START Extracted information

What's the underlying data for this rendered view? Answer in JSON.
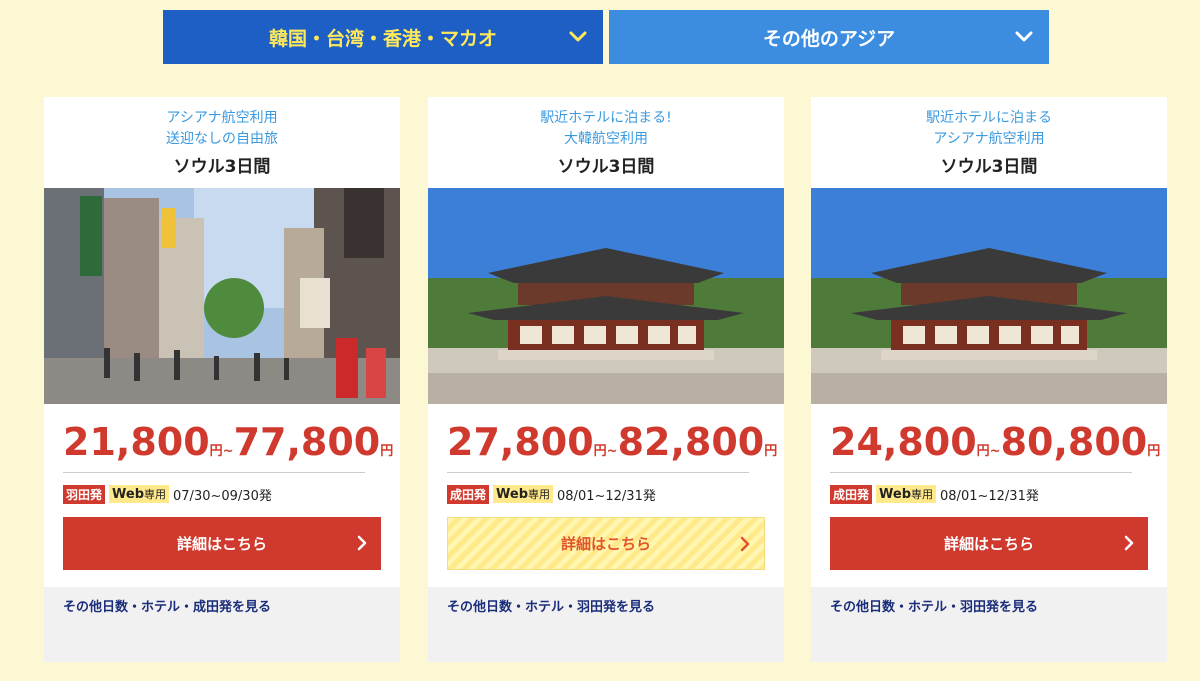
{
  "tabs": [
    {
      "label": "韓国・台湾・香港・マカオ",
      "icon": "chevron-down-icon",
      "active": true
    },
    {
      "label": "その他のアジア",
      "icon": "chevron-down-icon",
      "active": false
    }
  ],
  "colors": {
    "background": "#fdf8d4",
    "tab_active": "#1e5fc6",
    "tab_inactive": "#3c8de0",
    "price": "#d03a2e",
    "link": "#1a2d7a",
    "subtitle": "#3a9ae0"
  },
  "cards": [
    {
      "subtitle_line1": "アシアナ航空利用",
      "subtitle_line2": "送迎なしの自由旅",
      "title": "ソウル3日間",
      "price_from": "21,800",
      "price_to": "77,800",
      "unit": "円",
      "tilde": "~",
      "departure": "羽田発",
      "web": "Web",
      "web_only": "専用",
      "period": "07/30~09/30発",
      "button": "詳細はこちら",
      "button_style": "red",
      "more_link": "その他日数・ホテル・成田発を見る",
      "image": "street-photo"
    },
    {
      "subtitle_line1": "駅近ホテルに泊まる!",
      "subtitle_line2": "大韓航空利用",
      "title": "ソウル3日間",
      "price_from": "27,800",
      "price_to": "82,800",
      "unit": "円",
      "tilde": "~",
      "departure": "成田発",
      "web": "Web",
      "web_only": "専用",
      "period": "08/01~12/31発",
      "button": "詳細はこちら",
      "button_style": "yellow",
      "more_link": "その他日数・ホテル・羽田発を見る",
      "image": "palace-photo"
    },
    {
      "subtitle_line1": "駅近ホテルに泊まる",
      "subtitle_line2": "アシアナ航空利用",
      "title": "ソウル3日間",
      "price_from": "24,800",
      "price_to": "80,800",
      "unit": "円",
      "tilde": "~",
      "departure": "成田発",
      "web": "Web",
      "web_only": "専用",
      "period": "08/01~12/31発",
      "button": "詳細はこちら",
      "button_style": "red",
      "more_link": "その他日数・ホテル・羽田発を見る",
      "image": "palace-photo"
    }
  ]
}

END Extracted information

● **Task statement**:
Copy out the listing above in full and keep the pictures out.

● **Response**:
What's the underlying data for this rendered view? Answer in JSON.
{
  "tabs": [
    {
      "label": "韓国・台湾・香港・マカオ",
      "icon": "chevron-down-icon",
      "active": true
    },
    {
      "label": "その他のアジア",
      "icon": "chevron-down-icon",
      "active": false
    }
  ],
  "colors": {
    "background": "#fdf8d4",
    "tab_active": "#1e5fc6",
    "tab_inactive": "#3c8de0",
    "price": "#d03a2e",
    "link": "#1a2d7a",
    "subtitle": "#3a9ae0"
  },
  "cards": [
    {
      "subtitle_line1": "アシアナ航空利用",
      "subtitle_line2": "送迎なしの自由旅",
      "title": "ソウル3日間",
      "price_from": "21,800",
      "price_to": "77,800",
      "unit": "円",
      "tilde": "~",
      "departure": "羽田発",
      "web": "Web",
      "web_only": "専用",
      "period": "07/30~09/30発",
      "button": "詳細はこちら",
      "button_style": "red",
      "more_link": "その他日数・ホテル・成田発を見る",
      "image": "street-photo"
    },
    {
      "subtitle_line1": "駅近ホテルに泊まる!",
      "subtitle_line2": "大韓航空利用",
      "title": "ソウル3日間",
      "price_from": "27,800",
      "price_to": "82,800",
      "unit": "円",
      "tilde": "~",
      "departure": "成田発",
      "web": "Web",
      "web_only": "専用",
      "period": "08/01~12/31発",
      "button": "詳細はこちら",
      "button_style": "yellow",
      "more_link": "その他日数・ホテル・羽田発を見る",
      "image": "palace-photo"
    },
    {
      "subtitle_line1": "駅近ホテルに泊まる",
      "subtitle_line2": "アシアナ航空利用",
      "title": "ソウル3日間",
      "price_from": "24,800",
      "price_to": "80,800",
      "unit": "円",
      "tilde": "~",
      "departure": "成田発",
      "web": "Web",
      "web_only": "専用",
      "period": "08/01~12/31発",
      "button": "詳細はこちら",
      "button_style": "red",
      "more_link": "その他日数・ホテル・羽田発を見る",
      "image": "palace-photo"
    }
  ]
}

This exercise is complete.